Dear Ann:

You have printed several letters about elderly people in California who still are permitted to drive even though they are a danger. I would like to add the story of our good friend "Arlene."

Arlene was 96 years old and had become quite forgetful. One time, an officer saw her sitting in her parked car and asked her if she needed help. She told him she couldn't find her house, even though it was directly across the street from where she was parked. She would also show up at church in the middle of the week and wonder why there was no Sunday service. Recently, she went for a walk and rang a neighbor's doorbell. When the person answered, Arlene asked, "Do I know you?"

We were very concerned about her driving. Finally, our pastor wrote to the police and explained the problem. The day before Arlene's 97th birthday, two officers came to her door and requested her driver's license and car keys. Arlene handed them over, but she was devastated. The next day, those wonderful officers came back to her home with a birthday cake.

After that, several church members provided transportation for Arlene. One couple volunteered to take her to church every Sunday. My husband and I drove her to the potluck suppers on Wednesdays. Arlene didn't always remember why we were picking her up, but she was always happy to see us.

Last year, our pastor, the church members and Arlene's nephew worked together to find a nice care facility for that dear woman, and she moved in a few months ago. I am certain if our church community had not intervened, Arlene would still be driving.

M.W. in Glendale, Calif.

I am happy for Arlene that she is now in "a nice care facility." I am also happy for the residents of Glendale.
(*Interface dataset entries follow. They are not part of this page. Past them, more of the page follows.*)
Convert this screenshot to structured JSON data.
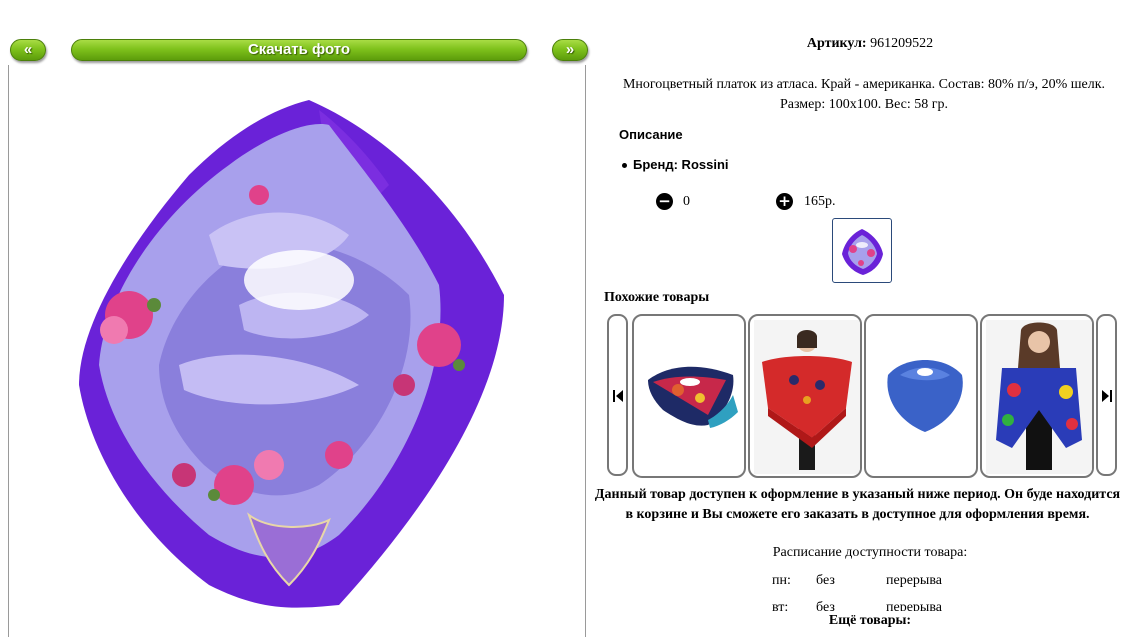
{
  "nav": {
    "prev_label": "«",
    "download_label": "Скачать фото",
    "next_label": "»"
  },
  "product": {
    "sku_label": "Артикул:",
    "sku_value": "961209522",
    "description": "Многоцветный платок из атласа. Край - американка. Состав: 80% п/э, 20% шелк. Размер: 100х100. Вес: 58 гр.",
    "section_description": "Описание",
    "brand_line": "Бренд: Rossini",
    "quantity": "0",
    "price": "165р."
  },
  "similar": {
    "title": "Похожие товары",
    "items": [
      {
        "name": "scarf-navy-floral"
      },
      {
        "name": "shawl-red-fringe"
      },
      {
        "name": "scarf-blue"
      },
      {
        "name": "scarf-multicolor"
      }
    ]
  },
  "availability": {
    "note": "Данный товар доступен к оформление в указаный ниже период. Он буде находится в корзине и Вы сможете его заказать в доступное для оформления время.",
    "schedule_title": "Расписание доступности товара:",
    "schedule": [
      {
        "day": "пн:",
        "from": "без",
        "to": "перерыва"
      },
      {
        "day": "вт:",
        "from": "без",
        "to": "перерыва"
      }
    ]
  },
  "more": {
    "title": "Ещё товары:"
  },
  "colors": {
    "button_green": "#7fc21c",
    "scarf_purple": "#6a22d8",
    "scarf_lavender": "#a8a0ec",
    "scarf_pink": "#e0428a",
    "link_green": "#2a8a2a"
  }
}
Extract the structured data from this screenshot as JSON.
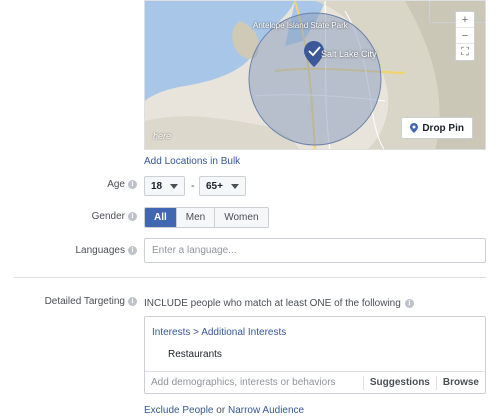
{
  "map": {
    "labels": [
      "Antelope Island State Park",
      "Salt Lake City"
    ],
    "zoom_controls": [
      "+",
      "−",
      "⛶"
    ],
    "drop_pin_label": "Drop Pin",
    "provider_logo": "here",
    "colors": {
      "water": "#a8c7e8",
      "land": "#e8e4dc",
      "radius_fill": "#8ea0c0",
      "pin": "#3b5998"
    }
  },
  "location": {
    "add_bulk_label": "Add Locations in Bulk"
  },
  "age": {
    "label": "Age",
    "min_value": "18",
    "separator": "-",
    "max_value": "65+"
  },
  "gender": {
    "label": "Gender",
    "options": [
      "All",
      "Men",
      "Women"
    ],
    "selected": "All"
  },
  "languages": {
    "label": "Languages",
    "placeholder": "Enter a language..."
  },
  "detailed_targeting": {
    "label": "Detailed Targeting",
    "include_text": "INCLUDE people who match at least ONE of the following",
    "path": "Interests > Additional Interests",
    "items": [
      "Restaurants"
    ],
    "search_placeholder": "Add demographics, interests or behaviors",
    "suggestions_label": "Suggestions",
    "browse_label": "Browse"
  },
  "footer": {
    "exclude_label": "Exclude People",
    "or_text": "or",
    "narrow_label": "Narrow Audience"
  },
  "colors": {
    "accent": "#4267b2",
    "link": "#365899",
    "border": "#ccd0d5"
  }
}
Thanks for letting us know. (P.S.: What a sweet and thoughtful police department your town has.)

Dear Ann:

A few years ago, you printed an insightful piece about gossip and the damage it can do. A great many people need to be reminded. Would you please print it again?

Watertown, Wis.

I agree. Here it is. Thanks for asking. Gossip -- Remember Me?

My name is Gossip. I have no respect for justice.

I maim without killing. I break hearts and ruin lives.

I am cunning and malicious and gather strength with age.

The more I am quoted, the more I am believed.

I flourish at every level of society.

My victims are helpless. They cannot protect themselves against me

because I have no name and no face.

To track me down is impossible. The harder you try, the more elusive I


I am nobody's friend.

Once I tarnish a reputation, it is never the same.

I topple governments and wreck marriages.

I make innocent people cry in their pillows.

My name is Gossip.

Gem of the Day: If the world seems like a cold place to you, toss a few logs on the fire, and warm it up.

(C) 1999, Creators Syndicate Inc.

To find out more about Ann Landers and read her past columns, visit the Creators Syndicate web page at